How can companies meet the increased requirements for the management of their business partners, especially with regard to anti-corruption measures? What exactly is required? For most organisations, there is still a long way to go to achieve effective business partner compliance that meets the standards, and the uncertainty is understandably high.

FCPA and UKBA as benchmarks

For companies on international terrain, the regulatory expectations are relatively clear. The need and requirements for effective business partner management are comprehensively set out in the Foreign Corrupt Practices Act (FCPA) and the UK Bribery Act (UKBA). The bar is set high. Both the FCPA and the UKBA emphasise that companies must have a thorough understanding of their business partners, the details of the business relationship and the associated risks, and respond accordingly. Companies can exonerate themselves by demonstrating that a compliance violation is the exception and that appropriate rules and processes are generally implemented that usually prevent compliance violations - such as bribes paid by a consultant to a government official in order to obtain a permit that is important to the company.

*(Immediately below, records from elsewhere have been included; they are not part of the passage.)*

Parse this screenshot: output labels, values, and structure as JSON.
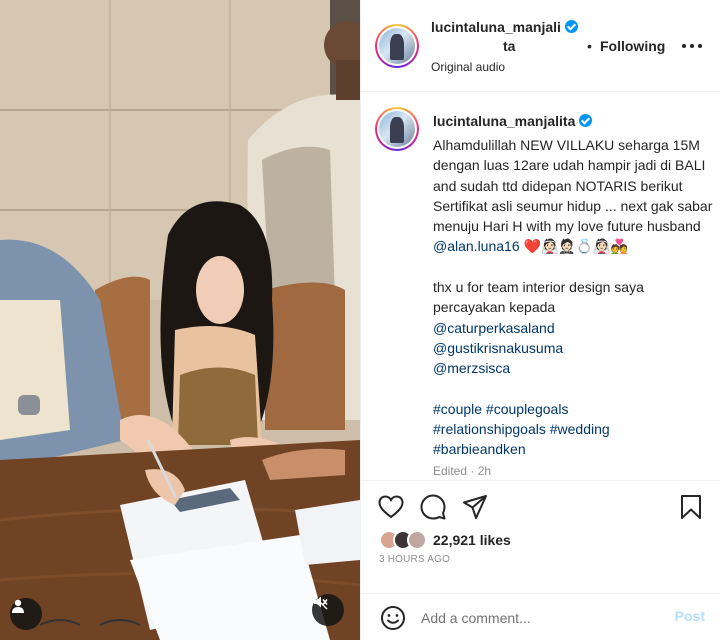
{
  "post": {
    "username_line1": "lucintaluna_manjali",
    "username_line2": "ta",
    "follow_separator": "•",
    "follow_label": "Following",
    "audio_label": "Original audio",
    "more_icon": "more-horizontal-icon"
  },
  "caption": {
    "username": "lucintaluna_manjalita",
    "body_part1": "Alhamdulillah NEW VILLAKU seharga 15M dengan luas 12are udah hampir jadi di BALI and sudah ttd didepan NOTARIS berikut Sertifikat asli seumur hidup ... next gak sabar menuju Hari H with my love future husband ",
    "mention_husband": "@alan.luna16",
    "emojis": " ❤️👰🏻🤵🏻💍👰🏻💑",
    "body_part2": "thx u for team interior design saya percayakan kepada",
    "mentions": [
      "@caturperkasaland",
      "@gustikrisnakusuma",
      "@merzsisca"
    ],
    "hashtags_line1": "#couple #couplegoals",
    "hashtags_line2": "#relationshipgoals #wedding",
    "hashtags_line3": "#barbieandken",
    "edited": "Edited · 2h"
  },
  "engagement": {
    "likes": "22,921 likes",
    "timestamp": "3 HOURS AGO",
    "comment_placeholder": "Add a comment...",
    "post_label": "Post"
  },
  "colors": {
    "link": "#00376b",
    "verified": "#0095f6",
    "post_disabled": "#b2dffc",
    "muted": "#8e8e8e"
  }
}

In any case, the practical impact is significant. More than 80% of FCPA cases are due to inadequate business partner management.

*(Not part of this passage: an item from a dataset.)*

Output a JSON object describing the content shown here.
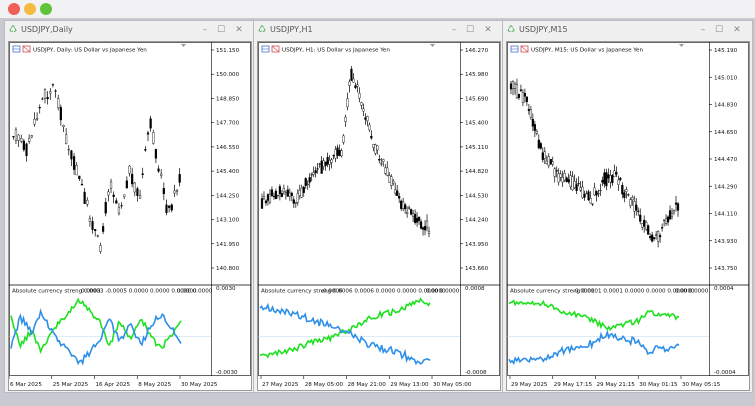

Still much uncertainty in German law

German law is less clear in this respect. There is no clear regulation of the necessity and requirements of business partner compliance.

This does not mean, however, that companies are allowed to be inactive. On the contrary, there is a not inconsiderable risk that the company will be held liable under §§ 130, 30 of the German Administrative Offences Act (Ordnungswidrigkeitengesetz), e.g. for bribery by agents, if no effective compliance management, including risk-oriented business partner management, is implemented. There is just no binding force and no clarity; rather, "in case of conflict", a review is then carried out by the criminal courts, with possibly considerable financial consequences for an affected company, not to mention the loss of trust.

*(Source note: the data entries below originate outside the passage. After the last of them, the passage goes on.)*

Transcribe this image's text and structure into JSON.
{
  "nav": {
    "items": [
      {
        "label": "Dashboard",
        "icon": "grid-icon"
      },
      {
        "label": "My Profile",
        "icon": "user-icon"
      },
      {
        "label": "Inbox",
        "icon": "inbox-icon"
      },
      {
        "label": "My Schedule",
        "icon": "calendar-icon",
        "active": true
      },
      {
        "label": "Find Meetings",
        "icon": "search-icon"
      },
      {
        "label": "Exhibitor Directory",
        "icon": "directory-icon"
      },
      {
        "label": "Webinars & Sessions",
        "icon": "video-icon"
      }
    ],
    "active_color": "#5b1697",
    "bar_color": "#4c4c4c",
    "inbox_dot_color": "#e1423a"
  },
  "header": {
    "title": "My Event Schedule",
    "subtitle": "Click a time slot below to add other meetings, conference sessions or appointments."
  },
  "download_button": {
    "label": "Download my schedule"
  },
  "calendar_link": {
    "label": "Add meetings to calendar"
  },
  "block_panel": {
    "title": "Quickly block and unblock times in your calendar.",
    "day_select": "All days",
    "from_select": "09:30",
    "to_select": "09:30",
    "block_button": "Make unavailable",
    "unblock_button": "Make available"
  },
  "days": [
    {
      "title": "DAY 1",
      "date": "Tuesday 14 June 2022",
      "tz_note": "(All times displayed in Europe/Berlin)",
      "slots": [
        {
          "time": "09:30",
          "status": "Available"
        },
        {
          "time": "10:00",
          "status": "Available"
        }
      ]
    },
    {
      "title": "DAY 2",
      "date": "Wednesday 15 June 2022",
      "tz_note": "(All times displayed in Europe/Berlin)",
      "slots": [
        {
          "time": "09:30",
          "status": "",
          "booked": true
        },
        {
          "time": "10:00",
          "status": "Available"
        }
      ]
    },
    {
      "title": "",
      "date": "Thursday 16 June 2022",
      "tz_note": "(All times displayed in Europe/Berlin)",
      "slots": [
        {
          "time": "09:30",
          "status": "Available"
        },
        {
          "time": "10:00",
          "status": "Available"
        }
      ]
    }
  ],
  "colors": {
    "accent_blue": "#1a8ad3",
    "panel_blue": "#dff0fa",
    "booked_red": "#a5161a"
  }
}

Review of business partner compliance absolutely necessary - also in the interest of business

According to all sets of rules, the following basic assumptions apply indisputably:

  • Responsibility cannot simply be outsourced
  • Companies cannot discharge their responsibility by entrusting third parties with the execution of risky activities.
  • Moreover, they are fundamentally responsible for what third parties do on their behalf.

In any case, companies are well advised not to rely on old systems and strategies in view of the increased expectations, but to review their business partner management from the ground up and align it with today's standards. A fundamental discussion on whether these standards should be followed or not is idle and will not take place in the event of a crisis. The requirements must be transferred directly into an effective compliance management, despite one or two uncertainties about the requirements of German law in particular. This must be done in a way that is individually oriented towards the companies. Both under-regulation and over-regulation must be avoided.

The management of a company should have a clear answer to the question: "What does your business partner management actually look like?" in order to be able to meet the expectations set for contemporary, risk-oriented corporate management.

Let's face it, the process of a thorough reappraisal can be very time-consuming. However, the result is a win-win situation. The transparency and evaluation of the business partners that is created in this way is exactly in the interest of the business, namely to know the reason and the framework conditions of a business relationship as well as the business partner exactly. Often this "cleaning up" is long overdue from a business perspective, and will be reflected in a corresponding "return on investment".

Compliance and good business management once again go hand in hand and are mutually dependent.



Dr. Rainer Frank